**Work required:** The lines you return must be all those in the data that hold the string "value".

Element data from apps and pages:
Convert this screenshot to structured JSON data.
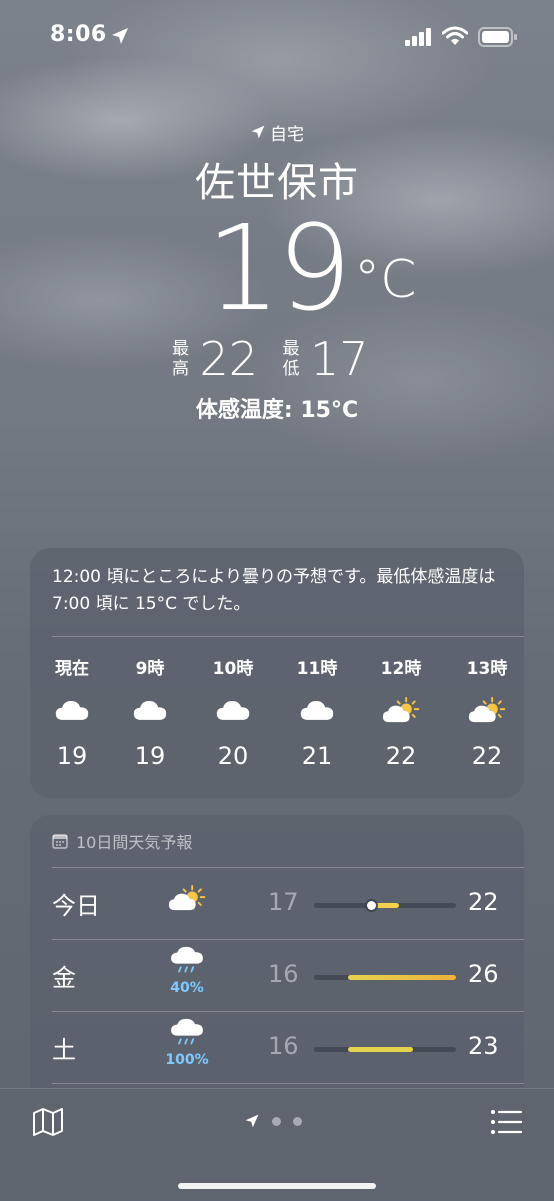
{
  "status_bar": {
    "time": "8:06"
  },
  "header": {
    "home_label": "自宅",
    "city": "佐世保市",
    "temperature": "19",
    "unit": "°C",
    "high_label": "最高",
    "high": "22",
    "low_label": "最低",
    "low": "17",
    "feels_like": "体感温度: 15°C"
  },
  "hourly": {
    "summary": "12:00 頃にところにより曇りの予想です。最低体感温度は 7:00 頃に 15°C でした。",
    "items": [
      {
        "label": "現在",
        "icon": "cloud-icon",
        "temp": "19"
      },
      {
        "label": "9時",
        "icon": "cloud-icon",
        "temp": "19"
      },
      {
        "label": "10時",
        "icon": "cloud-icon",
        "temp": "20"
      },
      {
        "label": "11時",
        "icon": "cloud-icon",
        "temp": "21"
      },
      {
        "label": "12時",
        "icon": "partly-sunny-icon",
        "temp": "22"
      },
      {
        "label": "13時",
        "icon": "partly-sunny-icon",
        "temp": "22"
      }
    ]
  },
  "daily": {
    "title": "10日間天気予報",
    "range_min": 16,
    "range_max": 26,
    "days": [
      {
        "name": "今日",
        "icon": "partly-sunny-icon",
        "pop": "",
        "low": "17",
        "high": "22",
        "low_val": 17,
        "high_val": 22,
        "current": 19,
        "color": "#f1d24a"
      },
      {
        "name": "金",
        "icon": "rain-cloud-icon",
        "pop": "40%",
        "low": "16",
        "high": "26",
        "low_val": 16,
        "high_val": 26,
        "color": "#eeb23a"
      },
      {
        "name": "土",
        "icon": "rain-cloud-icon",
        "pop": "100%",
        "low": "16",
        "high": "23",
        "low_val": 16,
        "high_val": 23,
        "color": "#e5d24f"
      }
    ]
  },
  "toolbar": {
    "pages": 3,
    "current_page": "location-arrow-icon"
  },
  "colors": {
    "precip": "#7ec9ff",
    "sun": "#f6c543",
    "background": "#6b717a"
  }
}
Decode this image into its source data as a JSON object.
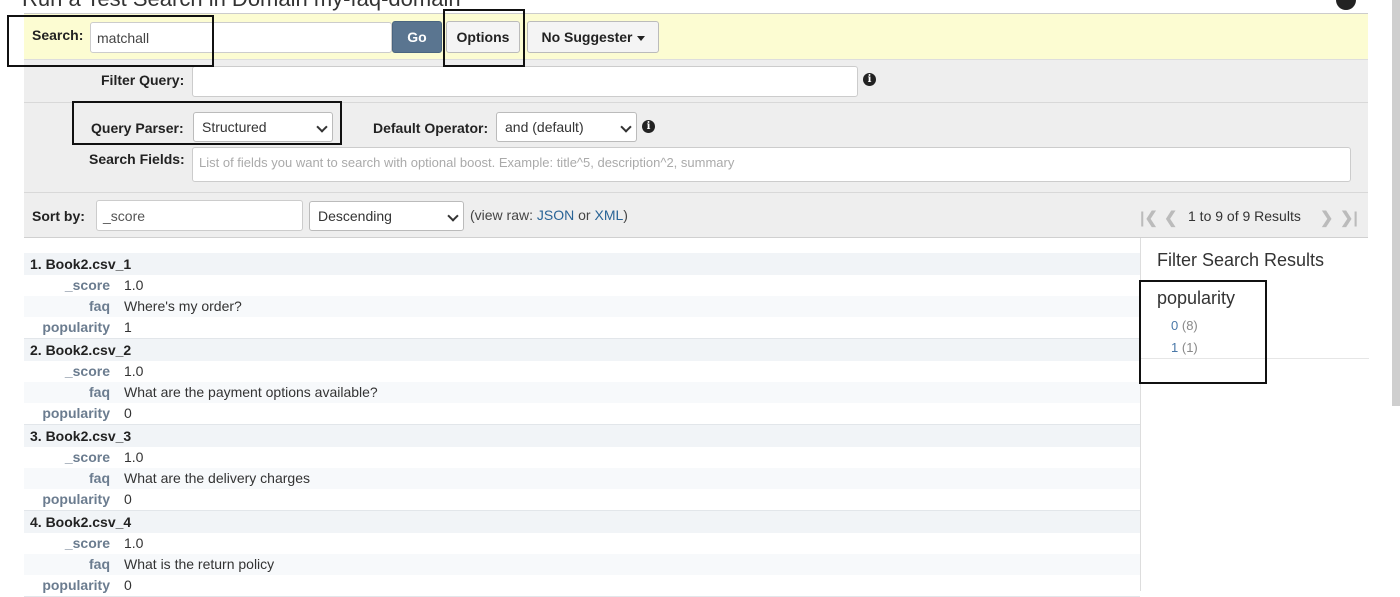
{
  "page": {
    "title": "Run a Test Search in Domain my-faq-domain"
  },
  "search": {
    "label": "Search:",
    "value": "matchall",
    "go_label": "Go",
    "options_label": "Options",
    "suggester_label": "No Suggester"
  },
  "filter": {
    "label": "Filter Query:",
    "value": ""
  },
  "parser": {
    "label": "Query Parser:",
    "selected": "Structured",
    "operator_label": "Default Operator:",
    "operator_selected": "and (default)",
    "fields_label": "Search Fields:",
    "fields_placeholder": "List of fields you want to search with optional boost. Example: title^5, description^2, summary"
  },
  "sort": {
    "label": "Sort by:",
    "field": "_score",
    "direction": "Descending",
    "view_raw_prefix": "(view raw:",
    "json_link": "JSON",
    "or_text": "or",
    "xml_link": "XML",
    "view_raw_suffix": ")"
  },
  "pager": {
    "summary": "1 to 9 of 9 Results"
  },
  "results": [
    {
      "title": "1.  Book2.csv_1",
      "score": "1.0",
      "faq": "Where's my order?",
      "popularity": "1"
    },
    {
      "title": "2.  Book2.csv_2",
      "score": "1.0",
      "faq": "What are the payment options available?",
      "popularity": "0"
    },
    {
      "title": "3.  Book2.csv_3",
      "score": "1.0",
      "faq": "What are the delivery charges",
      "popularity": "0"
    },
    {
      "title": "4.  Book2.csv_4",
      "score": "1.0",
      "faq": "What is the return policy",
      "popularity": "0"
    }
  ],
  "field_labels": {
    "score": "_score",
    "faq": "faq",
    "popularity": "popularity"
  },
  "sidebar": {
    "title": "Filter Search Results",
    "facet_title": "popularity",
    "facets": [
      {
        "value": "0",
        "count": "(8)"
      },
      {
        "value": "1",
        "count": "(1)"
      }
    ]
  }
}
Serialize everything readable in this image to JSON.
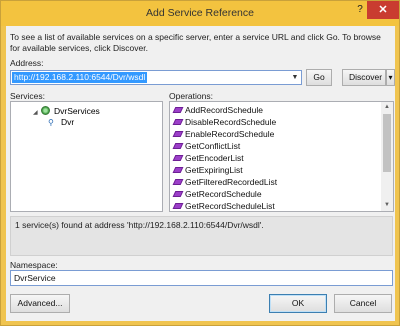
{
  "window": {
    "title": "Add Service Reference",
    "help_glyph": "?",
    "close_glyph": "✕"
  },
  "intro_text": "To see a list of available services on a specific server, enter a service URL and click Go. To browse for available services, click Discover.",
  "address": {
    "label": "Address:",
    "value": "http://192.168.2.110:6544/Dvr/wsdl",
    "dropdown_glyph": "▼"
  },
  "buttons": {
    "go": "Go",
    "discover": "Discover",
    "discover_arrow": "▾",
    "advanced": "Advanced...",
    "ok": "OK",
    "cancel": "Cancel"
  },
  "services": {
    "label": "Services:",
    "tree": [
      {
        "label": "DvrServices",
        "expand_glyph": "◢",
        "icon": "service-globe-icon"
      },
      {
        "label": "Dvr",
        "icon_glyph": "⚲",
        "icon": "interface-icon"
      }
    ]
  },
  "operations": {
    "label": "Operations:",
    "items": [
      "AddRecordSchedule",
      "DisableRecordSchedule",
      "EnableRecordSchedule",
      "GetConflictList",
      "GetEncoderList",
      "GetExpiringList",
      "GetFilteredRecordedList",
      "GetRecordSchedule",
      "GetRecordScheduleList"
    ],
    "scroll_up": "▲",
    "scroll_down": "▼"
  },
  "status_text": "1 service(s) found at address 'http://192.168.2.110:6544/Dvr/wsdl'.",
  "namespace": {
    "label": "Namespace:",
    "value": "DvrService"
  },
  "colors": {
    "titlebar": "#f3c33f",
    "close_button": "#c93c30",
    "selection": "#3399ff",
    "method_icon": "#9c3fc9"
  }
}
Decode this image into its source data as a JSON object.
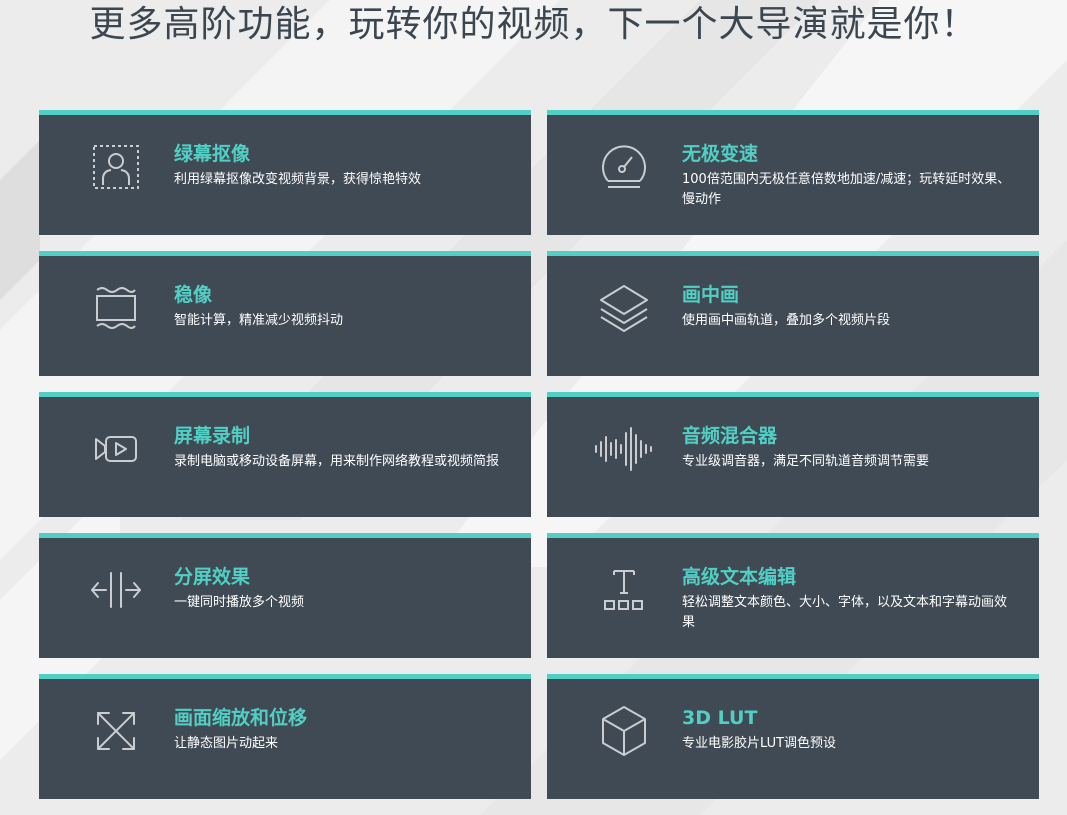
{
  "header": {
    "title": "更多高阶功能，玩转你的视频，下一个大导演就是你！"
  },
  "colors": {
    "accent": "#52cfc4",
    "card_background": "#3f4a54",
    "description_text": "#ffffff",
    "title_text": "#3c4650",
    "icon_stroke": "#c9cdd1"
  },
  "features": [
    {
      "icon": "green-screen-icon",
      "title": "绿幕抠像",
      "desc": "利用绿幕抠像改变视频背景，获得惊艳特效"
    },
    {
      "icon": "speedometer-icon",
      "title": "无极变速",
      "desc": "100倍范围内无极任意倍数地加速/减速；玩转延时效果、慢动作"
    },
    {
      "icon": "stabilization-icon",
      "title": "稳像",
      "desc": "智能计算，精准减少视频抖动"
    },
    {
      "icon": "layers-icon",
      "title": "画中画",
      "desc": "使用画中画轨道，叠加多个视频片段"
    },
    {
      "icon": "screen-record-icon",
      "title": "屏幕录制",
      "desc": "录制电脑或移动设备屏幕，用来制作网络教程或视频简报"
    },
    {
      "icon": "sound-wave-icon",
      "title": "音频混合器",
      "desc": "专业级调音器，满足不同轨道音频调节需要"
    },
    {
      "icon": "split-screen-icon",
      "title": "分屏效果",
      "desc": "一键同时播放多个视频"
    },
    {
      "icon": "text-edit-icon",
      "title": "高级文本编辑",
      "desc": "轻松调整文本颜色、大小、字体，以及文本和字幕动画效果"
    },
    {
      "icon": "pan-zoom-icon",
      "title": "画面缩放和位移",
      "desc": "让静态图片动起来"
    },
    {
      "icon": "cube-icon",
      "title": "3D LUT",
      "desc": "专业电影胶片LUT调色预设"
    }
  ]
}
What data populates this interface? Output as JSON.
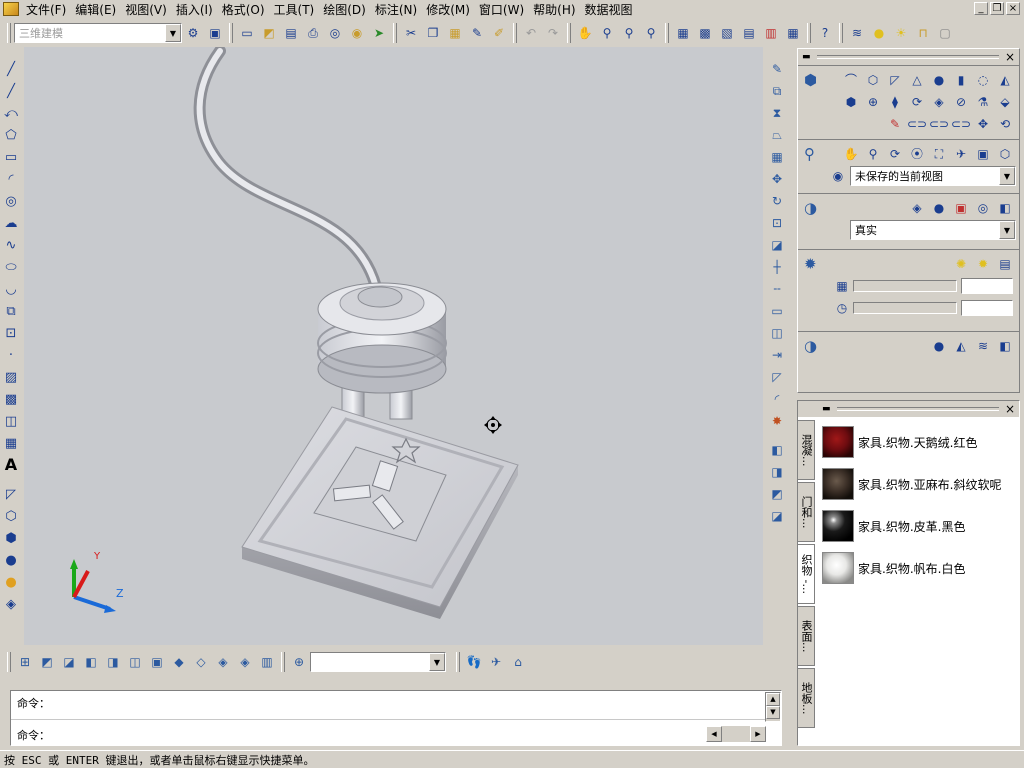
{
  "menu": {
    "items": [
      "文件(F)",
      "编辑(E)",
      "视图(V)",
      "插入(I)",
      "格式(O)",
      "工具(T)",
      "绘图(D)",
      "标注(N)",
      "修改(M)",
      "窗口(W)",
      "帮助(H)",
      "数据视图"
    ]
  },
  "window_controls": {
    "minimize": "_",
    "restore": "❐",
    "close": "×"
  },
  "toolbar": {
    "workspace": "三维建模",
    "icons": [
      "gear-icon",
      "paint-icon",
      "new-file-icon",
      "open-icon",
      "save-icon",
      "print-icon",
      "preview-icon",
      "publish-icon",
      "plot-icon",
      "cut-icon",
      "copy-icon",
      "paste-icon",
      "brush-icon",
      "match-icon",
      "undo-icon",
      "redo-icon",
      "pan-icon",
      "zoom-realtime-icon",
      "zoom-window-icon",
      "zoom-previous-icon",
      "properties-icon",
      "design-center-icon",
      "tool-palette-icon",
      "sheet-set-icon",
      "markup-icon",
      "calculator-icon",
      "help-icon",
      "layers-icon",
      "bulb-icon",
      "sun-icon",
      "lock-icon",
      "color-icon"
    ]
  },
  "dashboard": {
    "view_name": "未保存的当前视图",
    "visual_style": "真实"
  },
  "tool_palette": {
    "tabs": [
      "混凝...",
      "门和...",
      "织物 -...",
      "表面...",
      "地板..."
    ],
    "active_tab": 2,
    "materials": [
      {
        "name": "家具.织物.天鹅绒.红色",
        "color": "#6e0c10"
      },
      {
        "name": "家具.织物.亚麻布.斜纹软呢",
        "color": "#3a2e26"
      },
      {
        "name": "家具.织物.皮革.黑色",
        "color": "#1a1a1a"
      },
      {
        "name": "家具.织物.帆布.白色",
        "color": "#e8e8e6"
      }
    ]
  },
  "ucs": {
    "y_label": "Y",
    "z_label": "Z"
  },
  "command": {
    "line1_prompt": "命令：",
    "line2_prompt": "命令："
  },
  "status": {
    "text": "按 ESC 或 ENTER 键退出，或者单击鼠标右键显示快捷菜单。"
  },
  "colors": {
    "background": "#d4d0c8",
    "viewport": "#c8cace",
    "accent": "#2c5aa0"
  }
}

**Expected answer:**
    "value": "matchall",
    "value": ""
        "value": "0",
        "value": "1",
    "value": "http://192.168.2.110:6544/Dvr/wsdl",
    "value": "DvrService"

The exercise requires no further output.